Return the whole listing exactly as written.
(Beginning of Records to process)
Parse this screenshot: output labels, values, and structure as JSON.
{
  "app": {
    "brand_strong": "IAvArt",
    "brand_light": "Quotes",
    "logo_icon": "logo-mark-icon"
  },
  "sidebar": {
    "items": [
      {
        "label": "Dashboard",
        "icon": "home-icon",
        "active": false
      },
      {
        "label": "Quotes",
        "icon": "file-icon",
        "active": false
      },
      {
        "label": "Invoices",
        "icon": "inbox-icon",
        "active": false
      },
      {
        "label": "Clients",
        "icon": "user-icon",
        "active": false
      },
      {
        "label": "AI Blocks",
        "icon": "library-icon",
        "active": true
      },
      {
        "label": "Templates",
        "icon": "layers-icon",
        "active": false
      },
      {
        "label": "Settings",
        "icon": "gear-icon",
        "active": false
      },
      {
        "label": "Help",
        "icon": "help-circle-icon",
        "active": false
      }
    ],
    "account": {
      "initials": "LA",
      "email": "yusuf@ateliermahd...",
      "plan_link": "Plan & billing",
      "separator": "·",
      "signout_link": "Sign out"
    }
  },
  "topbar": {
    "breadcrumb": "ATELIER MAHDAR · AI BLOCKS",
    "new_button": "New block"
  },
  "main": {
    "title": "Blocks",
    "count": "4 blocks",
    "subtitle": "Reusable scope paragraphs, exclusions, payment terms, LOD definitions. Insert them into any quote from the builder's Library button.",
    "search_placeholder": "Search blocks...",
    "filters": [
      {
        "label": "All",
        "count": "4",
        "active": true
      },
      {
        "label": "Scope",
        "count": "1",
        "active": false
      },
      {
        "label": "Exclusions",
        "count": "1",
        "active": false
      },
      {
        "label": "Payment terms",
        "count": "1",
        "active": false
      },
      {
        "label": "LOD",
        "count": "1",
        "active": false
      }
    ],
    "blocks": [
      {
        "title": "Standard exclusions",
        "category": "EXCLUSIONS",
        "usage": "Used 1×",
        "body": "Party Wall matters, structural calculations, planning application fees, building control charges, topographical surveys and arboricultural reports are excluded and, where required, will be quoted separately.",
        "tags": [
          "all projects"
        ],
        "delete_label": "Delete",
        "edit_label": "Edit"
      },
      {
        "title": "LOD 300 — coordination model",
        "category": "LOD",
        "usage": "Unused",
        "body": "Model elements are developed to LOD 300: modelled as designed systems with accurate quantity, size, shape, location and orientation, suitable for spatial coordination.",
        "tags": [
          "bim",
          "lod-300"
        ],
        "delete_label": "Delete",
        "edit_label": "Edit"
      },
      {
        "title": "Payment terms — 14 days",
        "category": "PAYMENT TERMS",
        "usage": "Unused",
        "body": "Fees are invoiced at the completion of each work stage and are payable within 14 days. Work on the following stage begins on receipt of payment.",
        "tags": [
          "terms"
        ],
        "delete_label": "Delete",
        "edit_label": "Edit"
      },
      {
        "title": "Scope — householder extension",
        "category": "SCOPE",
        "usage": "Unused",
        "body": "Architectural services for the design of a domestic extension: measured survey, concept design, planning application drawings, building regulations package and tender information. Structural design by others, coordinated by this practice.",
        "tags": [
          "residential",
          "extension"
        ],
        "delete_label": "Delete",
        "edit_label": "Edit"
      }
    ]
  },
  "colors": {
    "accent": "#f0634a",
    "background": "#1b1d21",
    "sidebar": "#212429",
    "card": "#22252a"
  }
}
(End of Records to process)
Task solution:
Parse this screenshot: output labels, values, and structure as JSON.
{
  "app": {
    "brand_strong": "IAvArt",
    "brand_light": "Quotes",
    "logo_icon": "logo-mark-icon"
  },
  "sidebar": {
    "items": [
      {
        "label": "Dashboard",
        "icon": "home-icon",
        "active": false
      },
      {
        "label": "Quotes",
        "icon": "file-icon",
        "active": false
      },
      {
        "label": "Invoices",
        "icon": "inbox-icon",
        "active": false
      },
      {
        "label": "Clients",
        "icon": "user-icon",
        "active": false
      },
      {
        "label": "AI Blocks",
        "icon": "library-icon",
        "active": true
      },
      {
        "label": "Templates",
        "icon": "layers-icon",
        "active": false
      },
      {
        "label": "Settings",
        "icon": "gear-icon",
        "active": false
      },
      {
        "label": "Help",
        "icon": "help-circle-icon",
        "active": false
      }
    ],
    "account": {
      "initials": "LA",
      "email": "yusuf@ateliermahd...",
      "plan_link": "Plan & billing",
      "separator": "·",
      "signout_link": "Sign out"
    }
  },
  "topbar": {
    "breadcrumb": "ATELIER MAHDAR · AI BLOCKS",
    "new_button": "New block"
  },
  "main": {
    "title": "Blocks",
    "count": "4 blocks",
    "subtitle": "Reusable scope paragraphs, exclusions, payment terms, LOD definitions. Insert them into any quote from the builder's Library button.",
    "search_placeholder": "Search blocks...",
    "filters": [
      {
        "label": "All",
        "count": "4",
        "active": true
      },
      {
        "label": "Scope",
        "count": "1",
        "active": false
      },
      {
        "label": "Exclusions",
        "count": "1",
        "active": false
      },
      {
        "label": "Payment terms",
        "count": "1",
        "active": false
      },
      {
        "label": "LOD",
        "count": "1",
        "active": false
      }
    ],
    "blocks": [
      {
        "title": "Standard exclusions",
        "category": "EXCLUSIONS",
        "usage": "Used 1×",
        "body": "Party Wall matters, structural calculations, planning application fees, building control charges, topographical surveys and arboricultural reports are excluded and, where required, will be quoted separately.",
        "tags": [
          "all projects"
        ],
        "delete_label": "Delete",
        "edit_label": "Edit"
      },
      {
        "title": "LOD 300 — coordination model",
        "category": "LOD",
        "usage": "Unused",
        "body": "Model elements are developed to LOD 300: modelled as designed systems with accurate quantity, size, shape, location and orientation, suitable for spatial coordination.",
        "tags": [
          "bim",
          "lod-300"
        ],
        "delete_label": "Delete",
        "edit_label": "Edit"
      },
      {
        "title": "Payment terms — 14 days",
        "category": "PAYMENT TERMS",
        "usage": "Unused",
        "body": "Fees are invoiced at the completion of each work stage and are payable within 14 days. Work on the following stage begins on receipt of payment.",
        "tags": [
          "terms"
        ],
        "delete_label": "Delete",
        "edit_label": "Edit"
      },
      {
        "title": "Scope — householder extension",
        "category": "SCOPE",
        "usage": "Unused",
        "body": "Architectural services for the design of a domestic extension: measured survey, concept design, planning application drawings, building regulations package and tender information. Structural design by others, coordinated by this practice.",
        "tags": [
          "residential",
          "extension"
        ],
        "delete_label": "Delete",
        "edit_label": "Edit"
      }
    ]
  },
  "colors": {
    "accent": "#f0634a",
    "background": "#1b1d21",
    "sidebar": "#212429",
    "card": "#22252a"
  }
}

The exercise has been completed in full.